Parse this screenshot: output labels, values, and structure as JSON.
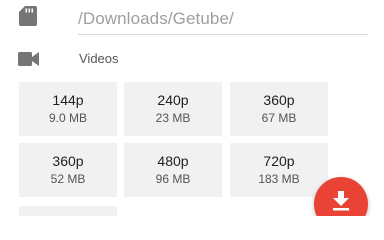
{
  "storage": {
    "icon": "sd-card-icon",
    "path": "/Downloads/Getube/"
  },
  "videos_section": {
    "icon": "video-camera-icon",
    "title": "Videos"
  },
  "formats": [
    {
      "resolution": "144p",
      "size": "9.0 MB"
    },
    {
      "resolution": "240p",
      "size": "23 MB"
    },
    {
      "resolution": "360p",
      "size": "67 MB"
    },
    {
      "resolution": "360p",
      "size": "52 MB"
    },
    {
      "resolution": "480p",
      "size": "96 MB"
    },
    {
      "resolution": "720p",
      "size": "183 MB"
    }
  ],
  "download_fab": {
    "icon": "download-icon",
    "color": "#e94335"
  },
  "colors": {
    "tile_background": "#f1f1f1",
    "path_text": "#9e9e9e",
    "icon_gray": "#757575"
  }
}
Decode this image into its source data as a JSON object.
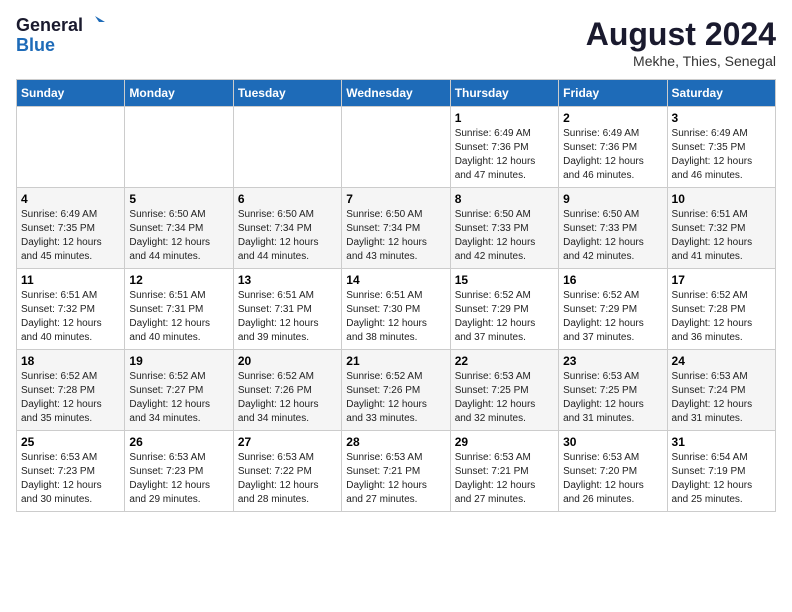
{
  "logo": {
    "line1": "General",
    "line2": "Blue"
  },
  "title": "August 2024",
  "subtitle": "Mekhe, Thies, Senegal",
  "days_of_week": [
    "Sunday",
    "Monday",
    "Tuesday",
    "Wednesday",
    "Thursday",
    "Friday",
    "Saturday"
  ],
  "weeks": [
    [
      {
        "day": "",
        "info": ""
      },
      {
        "day": "",
        "info": ""
      },
      {
        "day": "",
        "info": ""
      },
      {
        "day": "",
        "info": ""
      },
      {
        "day": "1",
        "info": "Sunrise: 6:49 AM\nSunset: 7:36 PM\nDaylight: 12 hours\nand 47 minutes."
      },
      {
        "day": "2",
        "info": "Sunrise: 6:49 AM\nSunset: 7:36 PM\nDaylight: 12 hours\nand 46 minutes."
      },
      {
        "day": "3",
        "info": "Sunrise: 6:49 AM\nSunset: 7:35 PM\nDaylight: 12 hours\nand 46 minutes."
      }
    ],
    [
      {
        "day": "4",
        "info": "Sunrise: 6:49 AM\nSunset: 7:35 PM\nDaylight: 12 hours\nand 45 minutes."
      },
      {
        "day": "5",
        "info": "Sunrise: 6:50 AM\nSunset: 7:34 PM\nDaylight: 12 hours\nand 44 minutes."
      },
      {
        "day": "6",
        "info": "Sunrise: 6:50 AM\nSunset: 7:34 PM\nDaylight: 12 hours\nand 44 minutes."
      },
      {
        "day": "7",
        "info": "Sunrise: 6:50 AM\nSunset: 7:34 PM\nDaylight: 12 hours\nand 43 minutes."
      },
      {
        "day": "8",
        "info": "Sunrise: 6:50 AM\nSunset: 7:33 PM\nDaylight: 12 hours\nand 42 minutes."
      },
      {
        "day": "9",
        "info": "Sunrise: 6:50 AM\nSunset: 7:33 PM\nDaylight: 12 hours\nand 42 minutes."
      },
      {
        "day": "10",
        "info": "Sunrise: 6:51 AM\nSunset: 7:32 PM\nDaylight: 12 hours\nand 41 minutes."
      }
    ],
    [
      {
        "day": "11",
        "info": "Sunrise: 6:51 AM\nSunset: 7:32 PM\nDaylight: 12 hours\nand 40 minutes."
      },
      {
        "day": "12",
        "info": "Sunrise: 6:51 AM\nSunset: 7:31 PM\nDaylight: 12 hours\nand 40 minutes."
      },
      {
        "day": "13",
        "info": "Sunrise: 6:51 AM\nSunset: 7:31 PM\nDaylight: 12 hours\nand 39 minutes."
      },
      {
        "day": "14",
        "info": "Sunrise: 6:51 AM\nSunset: 7:30 PM\nDaylight: 12 hours\nand 38 minutes."
      },
      {
        "day": "15",
        "info": "Sunrise: 6:52 AM\nSunset: 7:29 PM\nDaylight: 12 hours\nand 37 minutes."
      },
      {
        "day": "16",
        "info": "Sunrise: 6:52 AM\nSunset: 7:29 PM\nDaylight: 12 hours\nand 37 minutes."
      },
      {
        "day": "17",
        "info": "Sunrise: 6:52 AM\nSunset: 7:28 PM\nDaylight: 12 hours\nand 36 minutes."
      }
    ],
    [
      {
        "day": "18",
        "info": "Sunrise: 6:52 AM\nSunset: 7:28 PM\nDaylight: 12 hours\nand 35 minutes."
      },
      {
        "day": "19",
        "info": "Sunrise: 6:52 AM\nSunset: 7:27 PM\nDaylight: 12 hours\nand 34 minutes."
      },
      {
        "day": "20",
        "info": "Sunrise: 6:52 AM\nSunset: 7:26 PM\nDaylight: 12 hours\nand 34 minutes."
      },
      {
        "day": "21",
        "info": "Sunrise: 6:52 AM\nSunset: 7:26 PM\nDaylight: 12 hours\nand 33 minutes."
      },
      {
        "day": "22",
        "info": "Sunrise: 6:53 AM\nSunset: 7:25 PM\nDaylight: 12 hours\nand 32 minutes."
      },
      {
        "day": "23",
        "info": "Sunrise: 6:53 AM\nSunset: 7:25 PM\nDaylight: 12 hours\nand 31 minutes."
      },
      {
        "day": "24",
        "info": "Sunrise: 6:53 AM\nSunset: 7:24 PM\nDaylight: 12 hours\nand 31 minutes."
      }
    ],
    [
      {
        "day": "25",
        "info": "Sunrise: 6:53 AM\nSunset: 7:23 PM\nDaylight: 12 hours\nand 30 minutes."
      },
      {
        "day": "26",
        "info": "Sunrise: 6:53 AM\nSunset: 7:23 PM\nDaylight: 12 hours\nand 29 minutes."
      },
      {
        "day": "27",
        "info": "Sunrise: 6:53 AM\nSunset: 7:22 PM\nDaylight: 12 hours\nand 28 minutes."
      },
      {
        "day": "28",
        "info": "Sunrise: 6:53 AM\nSunset: 7:21 PM\nDaylight: 12 hours\nand 27 minutes."
      },
      {
        "day": "29",
        "info": "Sunrise: 6:53 AM\nSunset: 7:21 PM\nDaylight: 12 hours\nand 27 minutes."
      },
      {
        "day": "30",
        "info": "Sunrise: 6:53 AM\nSunset: 7:20 PM\nDaylight: 12 hours\nand 26 minutes."
      },
      {
        "day": "31",
        "info": "Sunrise: 6:54 AM\nSunset: 7:19 PM\nDaylight: 12 hours\nand 25 minutes."
      }
    ]
  ]
}
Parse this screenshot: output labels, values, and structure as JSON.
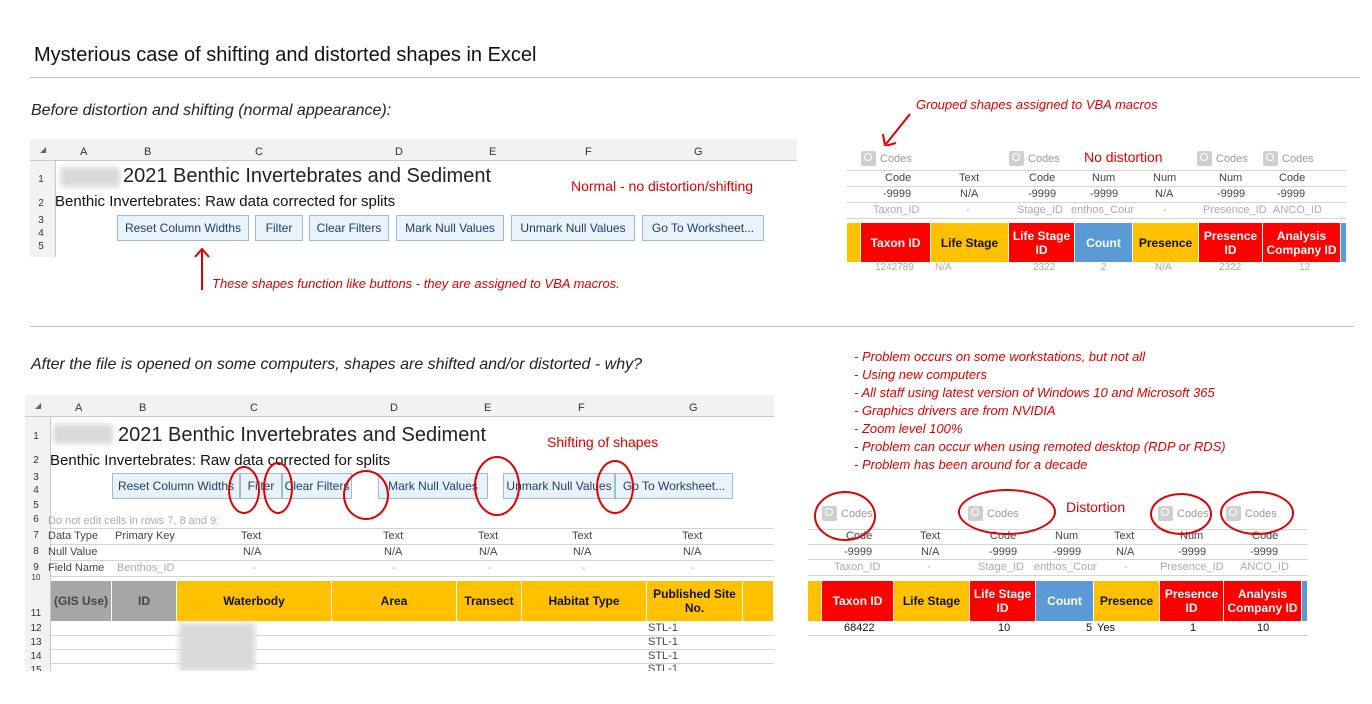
{
  "page": {
    "title": "Mysterious case of shifting and distorted shapes in Excel",
    "before_heading": "Before distortion and shifting (normal appearance):",
    "after_heading": "After the file is opened on some computers, shapes are shifted and/or distorted - why?"
  },
  "annotations": {
    "normal": "Normal - no distortion/shifting",
    "buttons_note": "These shapes function like buttons - they are assigned to VBA macros.",
    "grouped": "Grouped shapes assigned to VBA macros",
    "no_distortion": "No distortion",
    "shifting": "Shifting of shapes",
    "distortion": "Distortion"
  },
  "problem_list": [
    "- Problem occurs on some workstations, but not all",
    "- Using new computers",
    "- All staff using latest version of Windows 10 and Microsoft 365",
    "- Graphics drivers are from NVIDIA",
    "- Zoom level 100%",
    "- Problem can occur when using remoted desktop (RDP or RDS)",
    "- Problem has been around for a decade"
  ],
  "sheet": {
    "columns": [
      "A",
      "B",
      "C",
      "D",
      "E",
      "F",
      "G"
    ],
    "title": "2021 Benthic Invertebrates and Sediment",
    "subtitle": "Benthic Invertebrates: Raw data corrected for splits",
    "buttons": [
      "Reset Column Widths",
      "Filter",
      "Clear Filters",
      "Mark Null Values",
      "Unmark Null Values",
      "Go To Worksheet..."
    ],
    "rows_top": [
      "1",
      "2",
      "3",
      "4",
      "5"
    ],
    "rows_bottom": [
      "1",
      "2",
      "3",
      "4",
      "5",
      "6",
      "7",
      "8",
      "9",
      "10",
      "11",
      "12",
      "13",
      "14",
      "15"
    ],
    "note_row6": "Do not edit cells in rows 7, 8 and 9:",
    "row_labels": [
      "Data Type",
      "Null Value",
      "Field Name"
    ],
    "primary_key": "Primary Key",
    "field_b": "Benthos_ID",
    "text": "Text",
    "na": "N/A",
    "dash": "-",
    "headers": [
      "(GIS Use)",
      "ID",
      "Waterbody",
      "Area",
      "Transect",
      "Habitat Type",
      "Published Site No."
    ],
    "site_values": [
      "STL-1",
      "STL-1",
      "STL-1",
      "STL-1"
    ]
  },
  "right_table": {
    "code_label": "Codes",
    "type_row": [
      "Code",
      "Text",
      "Code",
      "Num",
      "Num",
      "Text",
      "Num",
      "Code"
    ],
    "null_row": [
      "-9999",
      "N/A",
      "-9999",
      "-9999",
      "-9999",
      "N/A",
      "-9999",
      "-9999"
    ],
    "field_row": [
      "Taxon_ID",
      "-",
      "Stage_ID",
      "enthos_Cour",
      "-",
      "-",
      "Presence_ID",
      "ANCO_ID"
    ],
    "headers": [
      "Taxon ID",
      "Life Stage",
      "Life Stage ID",
      "Count",
      "Presence",
      "Presence ID",
      "Analysis Company ID"
    ],
    "data_row": [
      "68422",
      "",
      "10",
      "5",
      "Yes",
      "1",
      "10"
    ],
    "top_partial": [
      "1242789",
      "N/A",
      "2322",
      "2",
      "N/A",
      "2322",
      "12"
    ]
  },
  "colors": {
    "yellow": "#ffc000",
    "red": "#ff0000",
    "blue": "#5b9bd5",
    "annotation": "#e00000"
  }
}
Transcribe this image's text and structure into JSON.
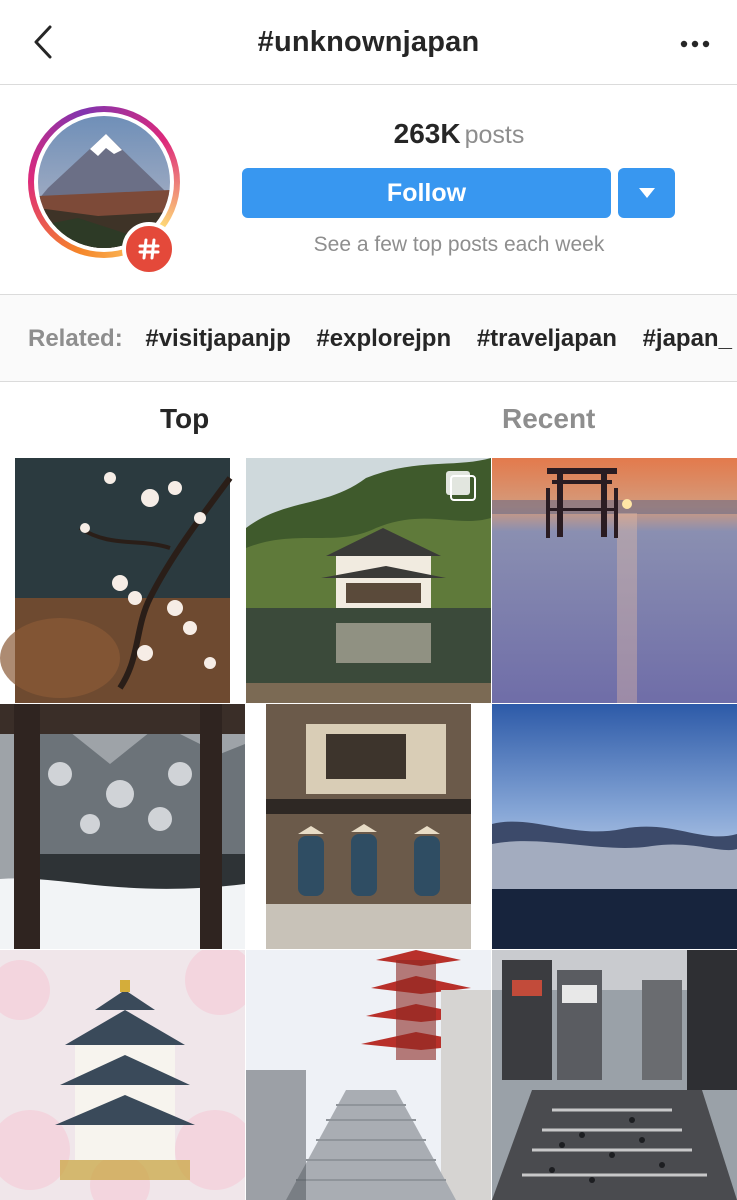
{
  "header": {
    "title": "#unknownjapan"
  },
  "profile": {
    "posts_count": "263K",
    "posts_label": "posts",
    "follow_label": "Follow",
    "subtext": "See a few top posts each week",
    "badge_symbol": "#"
  },
  "related": {
    "label": "Related:",
    "tags": [
      "#visitjapanjp",
      "#explorejpn",
      "#traveljapan",
      "#japan_"
    ]
  },
  "tabs": {
    "top": "Top",
    "recent": "Recent",
    "active": "Top"
  },
  "grid": {
    "tiles": [
      {
        "subject": "plum-blossom-branch"
      },
      {
        "subject": "golden-pavilion-reflection"
      },
      {
        "subject": "floating-torii-sunset"
      },
      {
        "subject": "snowy-garden-veranda"
      },
      {
        "subject": "monks-walking-street"
      },
      {
        "subject": "ocean-blue-sky-clouds"
      },
      {
        "subject": "osaka-castle-cherry-blossoms"
      },
      {
        "subject": "pagoda-stone-stairs"
      },
      {
        "subject": "shibuya-crossing"
      }
    ]
  },
  "colors": {
    "accent": "#3897f0",
    "badge": "#e4493a",
    "text": "#262626",
    "muted": "#8e8e8e"
  }
}
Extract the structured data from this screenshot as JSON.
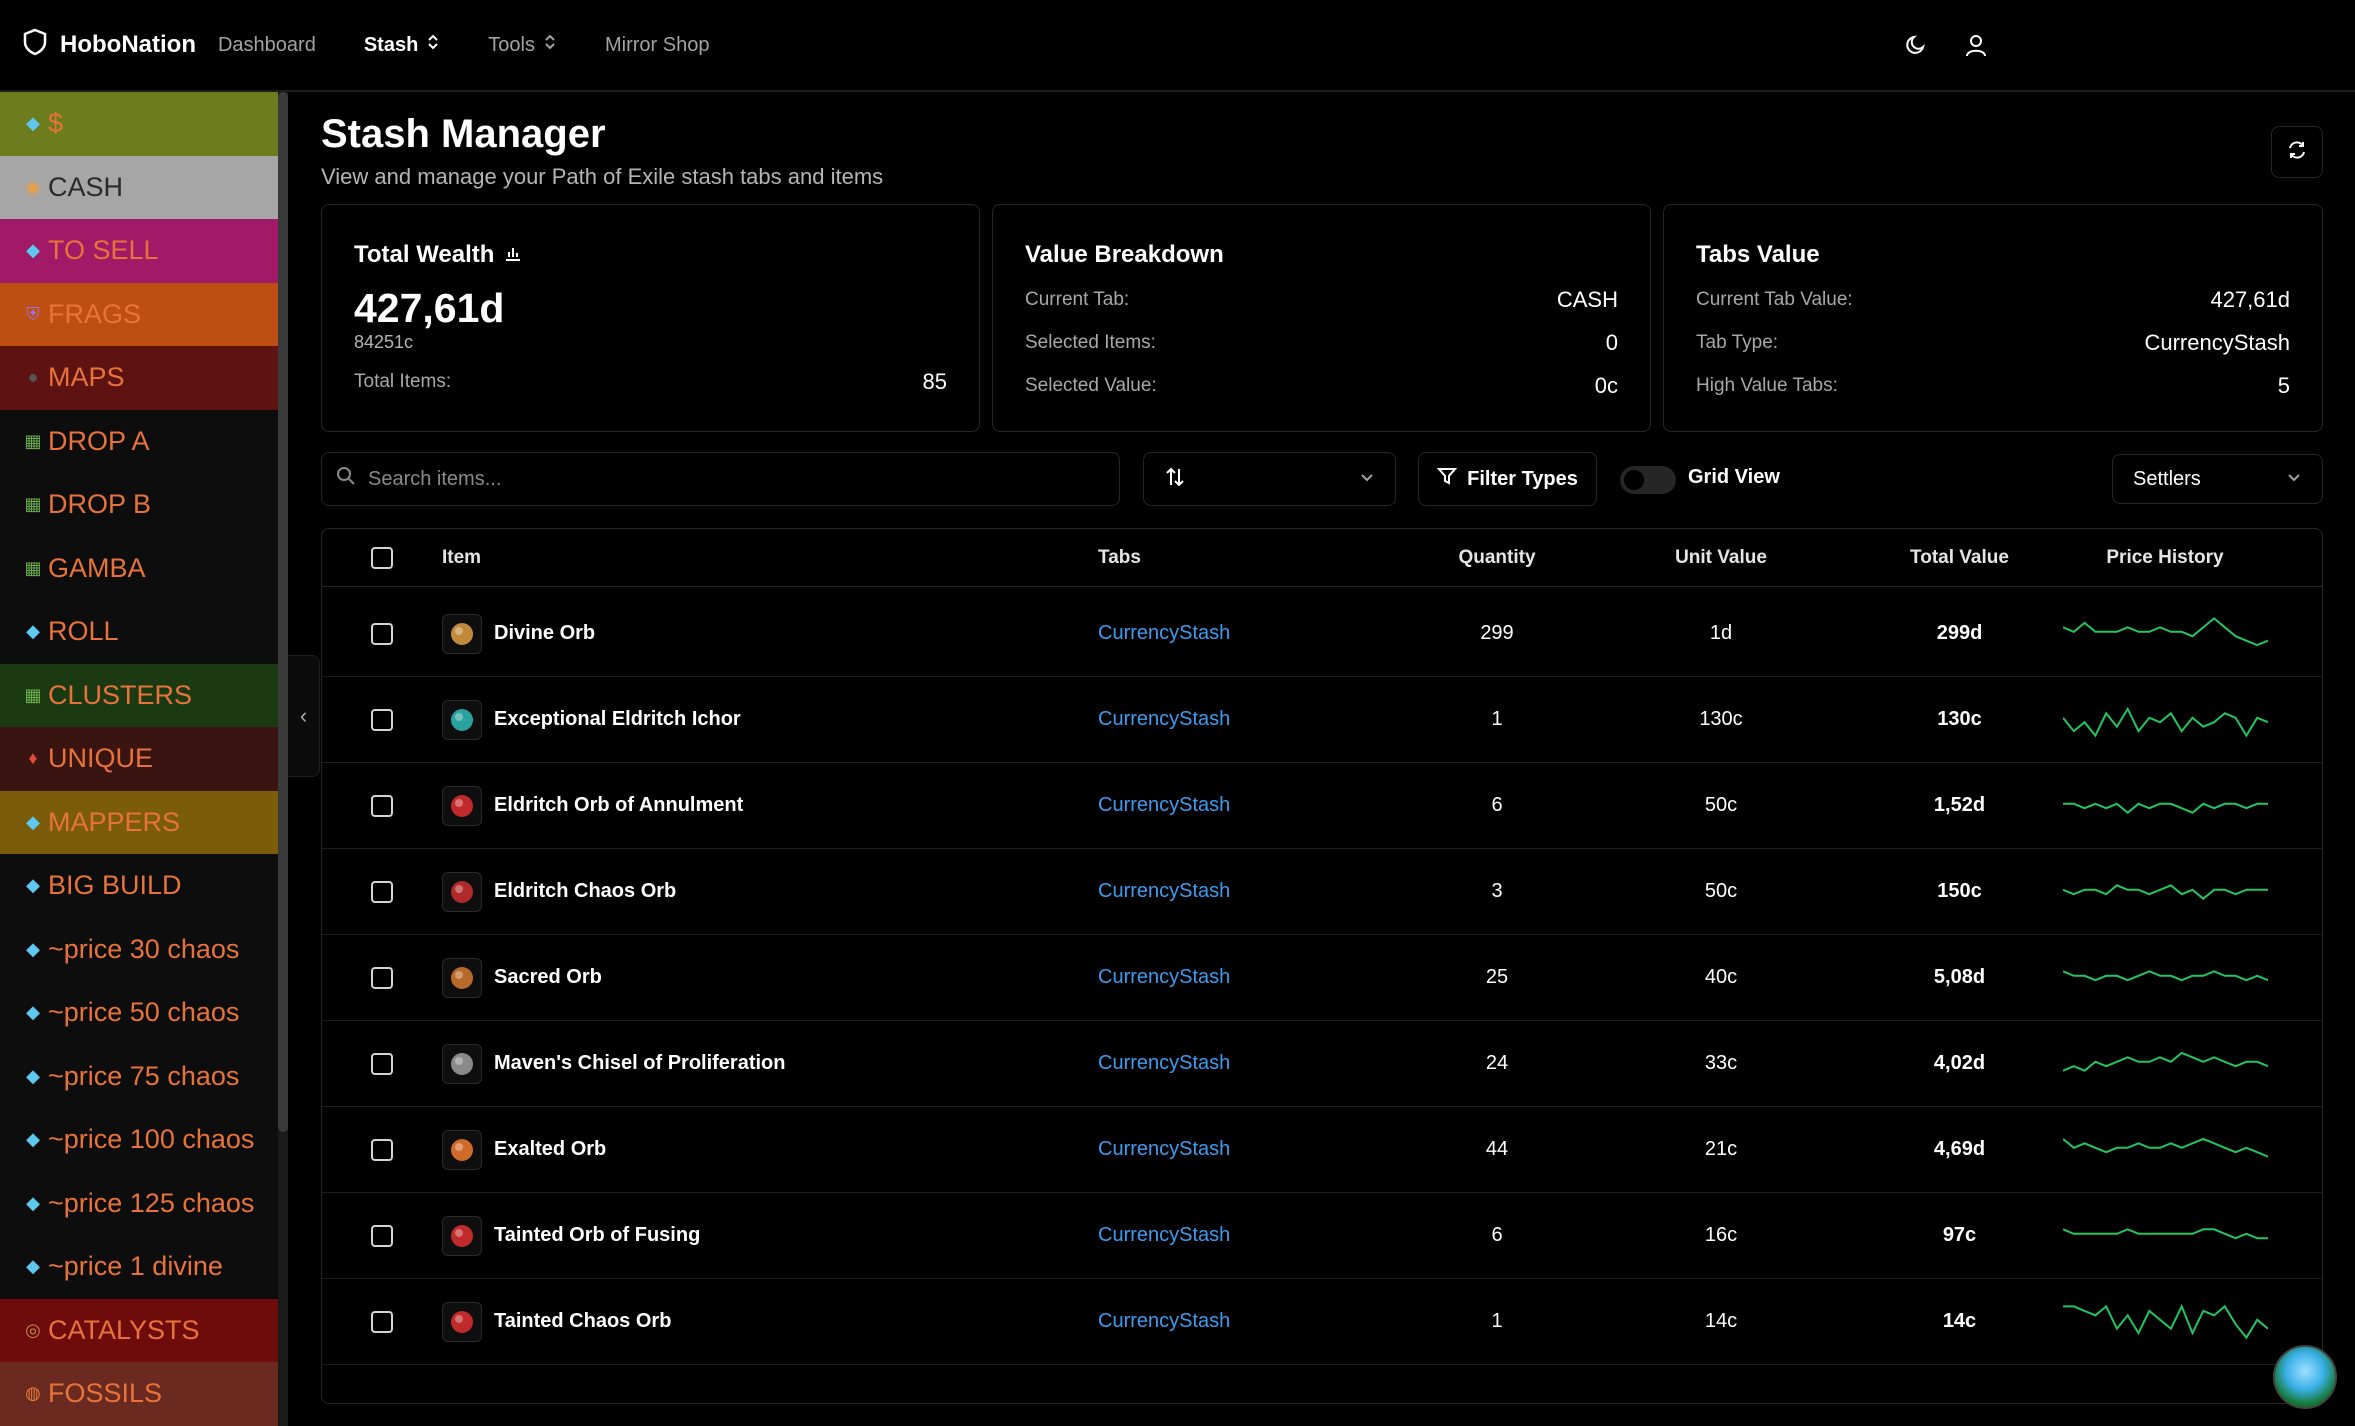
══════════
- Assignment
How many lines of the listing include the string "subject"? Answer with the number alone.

- Result of this exercise
9